▶ **EXERCISE**
The records below must be reproduced exactly, excluding any pictures.

START EXERCISE MATERIALS

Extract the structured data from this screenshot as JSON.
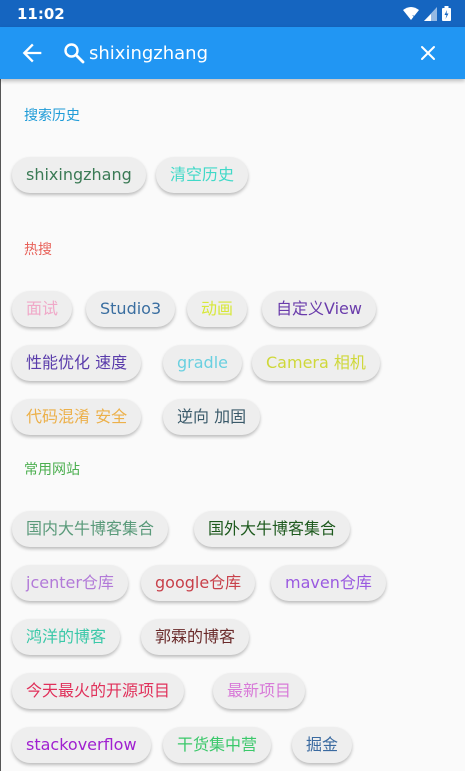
{
  "status_bar": {
    "time": "11:02"
  },
  "search": {
    "query": "shixingzhang"
  },
  "sections": {
    "history": {
      "title": "搜索历史",
      "color": "#1e9bd7"
    },
    "hot": {
      "title": "热搜",
      "color": "#e8625a"
    },
    "sites": {
      "title": "常用网站",
      "color": "#4caf50"
    }
  },
  "history_chips": [
    {
      "label": "shixingzhang",
      "color": "#3a7a55"
    },
    {
      "label": "清空历史",
      "color": "#41d9c8"
    }
  ],
  "hot_chips": [
    {
      "label": "面试",
      "color": "#f0a8c8"
    },
    {
      "label": "Studio3",
      "color": "#3a6ea0"
    },
    {
      "label": "动画",
      "color": "#d7e83a"
    },
    {
      "label": "自定义View",
      "color": "#6a3cab"
    },
    {
      "label": "性能优化 速度",
      "color": "#5a3cab"
    },
    {
      "label": "gradle",
      "color": "#6ad0e0"
    },
    {
      "label": "Camera 相机",
      "color": "#cfd83a"
    },
    {
      "label": "代码混淆 安全",
      "color": "#ecb04a"
    },
    {
      "label": "逆向 加固",
      "color": "#3a5a6a"
    }
  ],
  "site_chips": [
    {
      "label": "国内大牛博客集合",
      "color": "#5a9a7a"
    },
    {
      "label": "国外大牛博客集合",
      "color": "#1e5a1e"
    },
    {
      "label": "jcenter仓库",
      "color": "#b27ad8"
    },
    {
      "label": "google仓库",
      "color": "#c8404a"
    },
    {
      "label": "maven仓库",
      "color": "#9a5ae0"
    },
    {
      "label": "鸿洋的博客",
      "color": "#3ac8a8"
    },
    {
      "label": "郭霖的博客",
      "color": "#6a2a2a"
    },
    {
      "label": "今天最火的开源项目",
      "color": "#e0305a"
    },
    {
      "label": "最新项目",
      "color": "#d87ad8"
    },
    {
      "label": "stackoverflow",
      "color": "#a020d0"
    },
    {
      "label": "干货集中营",
      "color": "#3ac86a"
    },
    {
      "label": "掘金",
      "color": "#3a6aa0"
    }
  ]
}
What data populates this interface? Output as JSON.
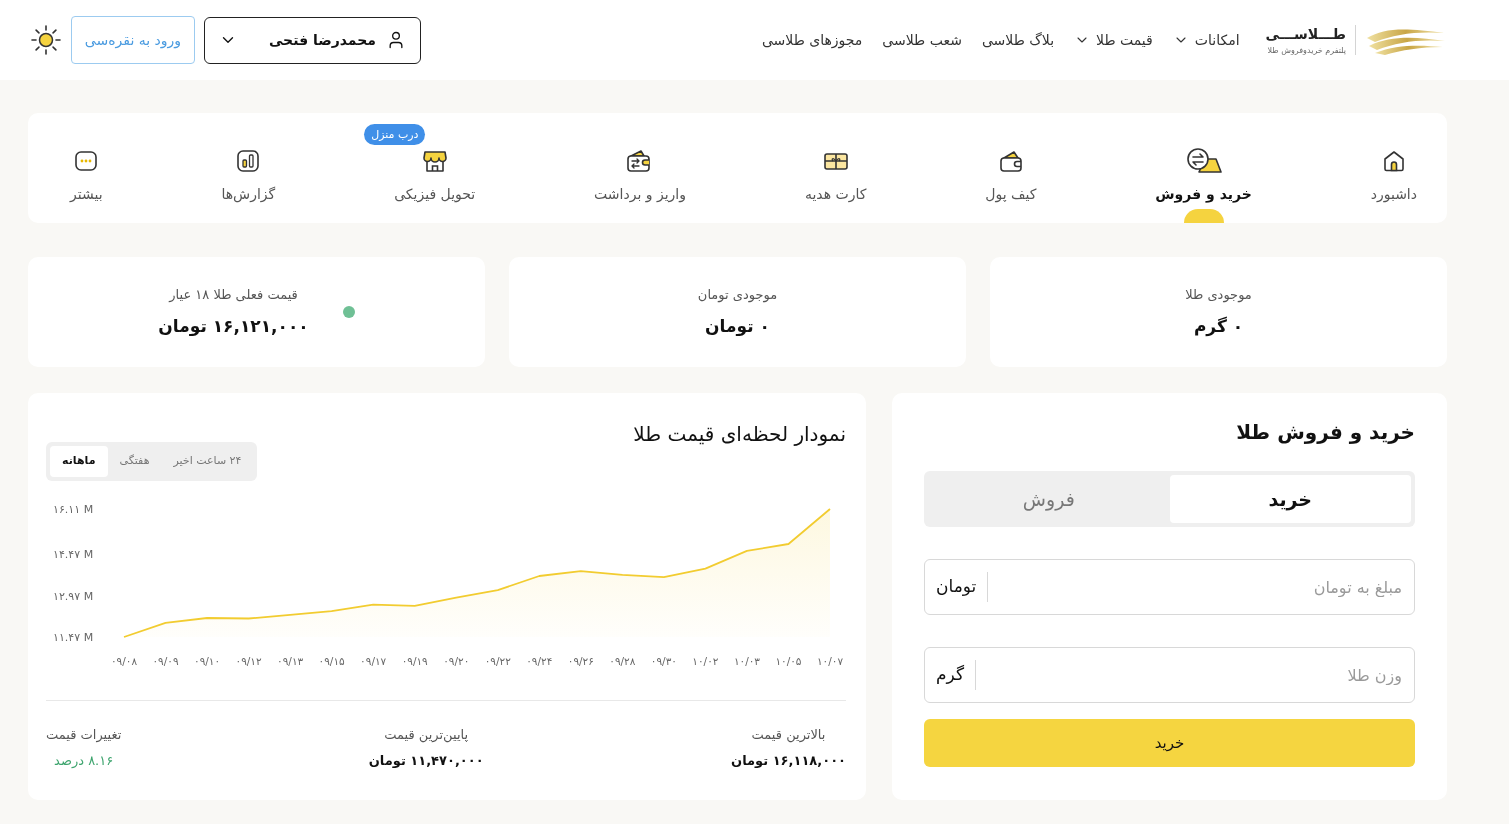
{
  "header": {
    "brand": {
      "name": "طـــلاســـی",
      "tagline": "پلتفرم خریدوفروش طلا"
    },
    "nav": [
      {
        "label": "امکانات",
        "dropdown": true
      },
      {
        "label": "قیمت طلا",
        "dropdown": true
      },
      {
        "label": "بلاگ طلاسی",
        "dropdown": false
      },
      {
        "label": "شعب طلاسی",
        "dropdown": false
      },
      {
        "label": "مجوزهای طلاسی",
        "dropdown": false
      }
    ],
    "user_menu": {
      "name": "محمدرضا فتحی"
    },
    "silver_login": {
      "label": "ورود به نقره‌سی"
    }
  },
  "tabs": [
    {
      "label": "داشبورد",
      "selected": false
    },
    {
      "label": "خرید و فروش",
      "selected": true
    },
    {
      "label": "کیف پول",
      "selected": false
    },
    {
      "label": "کارت هدیه",
      "selected": false
    },
    {
      "label": "واریز و برداشت",
      "selected": false
    },
    {
      "label": "تحویل فیزیکی",
      "selected": false,
      "badge": "درب منزل"
    },
    {
      "label": "گزارش‌ها",
      "selected": false
    },
    {
      "label": "بیشتر",
      "selected": false
    }
  ],
  "balances": [
    {
      "label": "موجودی طلا",
      "value": "۰ گرم",
      "live": false
    },
    {
      "label": "موجودی تومان",
      "value": "۰ تومان",
      "live": false
    },
    {
      "label": "قیمت فعلی طلا ۱۸ عیار",
      "value": "۱۶,۱۲۱,۰۰۰ تومان",
      "live": true
    }
  ],
  "trade": {
    "title": "خرید و فروش طلا",
    "modes": [
      {
        "label": "خرید",
        "selected": true
      },
      {
        "label": "فروش",
        "selected": false
      }
    ],
    "fields": [
      {
        "placeholder": "مبلغ به تومان",
        "unit": "تومان"
      },
      {
        "placeholder": "وزن طلا",
        "unit": "گرم"
      }
    ],
    "submit": "خرید"
  },
  "price_chart": {
    "title": "نمودار لحظه‌ای قیمت طلا",
    "periods": [
      {
        "label": "۲۴ ساعت اخیر",
        "selected": false
      },
      {
        "label": "هفتگی",
        "selected": false
      },
      {
        "label": "ماهانه",
        "selected": true
      }
    ],
    "chart_data": {
      "type": "area",
      "categories": [
        "۰۹/۰۸",
        "۰۹/۰۹",
        "۰۹/۱۰",
        "۰۹/۱۲",
        "۰۹/۱۳",
        "۰۹/۱۵",
        "۰۹/۱۷",
        "۰۹/۱۹",
        "۰۹/۲۰",
        "۰۹/۲۲",
        "۰۹/۲۴",
        "۰۹/۲۶",
        "۰۹/۲۸",
        "۰۹/۳۰",
        "۱۰/۰۲",
        "۱۰/۰۳",
        "۱۰/۰۵",
        "۱۰/۰۷"
      ],
      "series": [
        {
          "color": "#f2cc30",
          "values": [
            11.47,
            11.98,
            12.16,
            12.14,
            12.27,
            12.41,
            12.64,
            12.6,
            12.9,
            13.17,
            13.68,
            13.86,
            13.72,
            13.64,
            13.95,
            14.59,
            14.84,
            16.11
          ]
        }
      ],
      "ylim": [
        11.47,
        16.11
      ],
      "yticks": [
        {
          "value": 11.47,
          "label": "۱۱.۴۷ M"
        },
        {
          "value": 12.97,
          "label": "۱۲.۹۷ M"
        },
        {
          "value": 14.47,
          "label": "۱۴.۴۷ M"
        },
        {
          "value": 16.11,
          "label": "۱۶.۱۱ M"
        }
      ]
    },
    "summary": [
      {
        "label": "بالاترین قیمت",
        "value": "۱۶,۱۱۸,۰۰۰ تومان",
        "kind": "price"
      },
      {
        "label": "پایین‌ترین قیمت",
        "value": "۱۱,۴۷۰,۰۰۰ تومان",
        "kind": "price"
      },
      {
        "label": "تغییرات قیمت",
        "value": "۸.۱۶ درصد",
        "kind": "change"
      }
    ]
  }
}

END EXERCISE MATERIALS

▶ **WRITTEN SOLUTION**
Extract the structured data from this screenshot as JSON.
{
  "status_bar": {
    "time": "11:02"
  },
  "search": {
    "query": "shixingzhang"
  },
  "sections": {
    "history": {
      "title": "搜索历史",
      "color": "#1e9bd7"
    },
    "hot": {
      "title": "热搜",
      "color": "#e8625a"
    },
    "sites": {
      "title": "常用网站",
      "color": "#4caf50"
    }
  },
  "history_chips": [
    {
      "label": "shixingzhang",
      "color": "#3a7a55"
    },
    {
      "label": "清空历史",
      "color": "#41d9c8"
    }
  ],
  "hot_chips": [
    {
      "label": "面试",
      "color": "#f0a8c8"
    },
    {
      "label": "Studio3",
      "color": "#3a6ea0"
    },
    {
      "label": "动画",
      "color": "#d7e83a"
    },
    {
      "label": "自定义View",
      "color": "#6a3cab"
    },
    {
      "label": "性能优化 速度",
      "color": "#5a3cab"
    },
    {
      "label": "gradle",
      "color": "#6ad0e0"
    },
    {
      "label": "Camera 相机",
      "color": "#cfd83a"
    },
    {
      "label": "代码混淆 安全",
      "color": "#ecb04a"
    },
    {
      "label": "逆向 加固",
      "color": "#3a5a6a"
    }
  ],
  "site_chips": [
    {
      "label": "国内大牛博客集合",
      "color": "#5a9a7a"
    },
    {
      "label": "国外大牛博客集合",
      "color": "#1e5a1e"
    },
    {
      "label": "jcenter仓库",
      "color": "#b27ad8"
    },
    {
      "label": "google仓库",
      "color": "#c8404a"
    },
    {
      "label": "maven仓库",
      "color": "#9a5ae0"
    },
    {
      "label": "鸿洋的博客",
      "color": "#3ac8a8"
    },
    {
      "label": "郭霖的博客",
      "color": "#6a2a2a"
    },
    {
      "label": "今天最火的开源项目",
      "color": "#e0305a"
    },
    {
      "label": "最新项目",
      "color": "#d87ad8"
    },
    {
      "label": "stackoverflow",
      "color": "#a020d0"
    },
    {
      "label": "干货集中营",
      "color": "#3ac86a"
    },
    {
      "label": "掘金",
      "color": "#3a6aa0"
    }
  ]
}
What data populates this interface? Output as JSON.
{
  "header": {
    "brand": {
      "name": "طـــلاســـی",
      "tagline": "پلتفرم خریدوفروش طلا"
    },
    "nav": [
      {
        "label": "امکانات",
        "dropdown": true
      },
      {
        "label": "قیمت طلا",
        "dropdown": true
      },
      {
        "label": "بلاگ طلاسی",
        "dropdown": false
      },
      {
        "label": "شعب طلاسی",
        "dropdown": false
      },
      {
        "label": "مجوزهای طلاسی",
        "dropdown": false
      }
    ],
    "user_menu": {
      "name": "محمدرضا فتحی"
    },
    "silver_login": {
      "label": "ورود به نقره‌سی"
    }
  },
  "tabs": [
    {
      "label": "داشبورد",
      "selected": false
    },
    {
      "label": "خرید و فروش",
      "selected": true
    },
    {
      "label": "کیف پول",
      "selected": false
    },
    {
      "label": "کارت هدیه",
      "selected": false
    },
    {
      "label": "واریز و برداشت",
      "selected": false
    },
    {
      "label": "تحویل فیزیکی",
      "selected": false,
      "badge": "درب منزل"
    },
    {
      "label": "گزارش‌ها",
      "selected": false
    },
    {
      "label": "بیشتر",
      "selected": false
    }
  ],
  "balances": [
    {
      "label": "موجودی طلا",
      "value": "۰ گرم",
      "live": false
    },
    {
      "label": "موجودی تومان",
      "value": "۰ تومان",
      "live": false
    },
    {
      "label": "قیمت فعلی طلا ۱۸ عیار",
      "value": "۱۶,۱۲۱,۰۰۰ تومان",
      "live": true
    }
  ],
  "trade": {
    "title": "خرید و فروش طلا",
    "modes": [
      {
        "label": "خرید",
        "selected": true
      },
      {
        "label": "فروش",
        "selected": false
      }
    ],
    "fields": [
      {
        "placeholder": "مبلغ به تومان",
        "unit": "تومان"
      },
      {
        "placeholder": "وزن طلا",
        "unit": "گرم"
      }
    ],
    "submit": "خرید"
  },
  "price_chart": {
    "title": "نمودار لحظه‌ای قیمت طلا",
    "periods": [
      {
        "label": "۲۴ ساعت اخیر",
        "selected": false
      },
      {
        "label": "هفتگی",
        "selected": false
      },
      {
        "label": "ماهانه",
        "selected": true
      }
    ],
    "chart_data": {
      "type": "area",
      "categories": [
        "۰۹/۰۸",
        "۰۹/۰۹",
        "۰۹/۱۰",
        "۰۹/۱۲",
        "۰۹/۱۳",
        "۰۹/۱۵",
        "۰۹/۱۷",
        "۰۹/۱۹",
        "۰۹/۲۰",
        "۰۹/۲۲",
        "۰۹/۲۴",
        "۰۹/۲۶",
        "۰۹/۲۸",
        "۰۹/۳۰",
        "۱۰/۰۲",
        "۱۰/۰۳",
        "۱۰/۰۵",
        "۱۰/۰۷"
      ],
      "series": [
        {
          "color": "#f2cc30",
          "values": [
            11.47,
            11.98,
            12.16,
            12.14,
            12.27,
            12.41,
            12.64,
            12.6,
            12.9,
            13.17,
            13.68,
            13.86,
            13.72,
            13.64,
            13.95,
            14.59,
            14.84,
            16.11
          ]
        }
      ],
      "ylim": [
        11.47,
        16.11
      ],
      "yticks": [
        {
          "value": 11.47,
          "label": "۱۱.۴۷ M"
        },
        {
          "value": 12.97,
          "label": "۱۲.۹۷ M"
        },
        {
          "value": 14.47,
          "label": "۱۴.۴۷ M"
        },
        {
          "value": 16.11,
          "label": "۱۶.۱۱ M"
        }
      ]
    },
    "summary": [
      {
        "label": "بالاترین قیمت",
        "value": "۱۶,۱۱۸,۰۰۰ تومان",
        "kind": "price"
      },
      {
        "label": "پایین‌ترین قیمت",
        "value": "۱۱,۴۷۰,۰۰۰ تومان",
        "kind": "price"
      },
      {
        "label": "تغییرات قیمت",
        "value": "۸.۱۶ درصد",
        "kind": "change"
      }
    ]
  }
}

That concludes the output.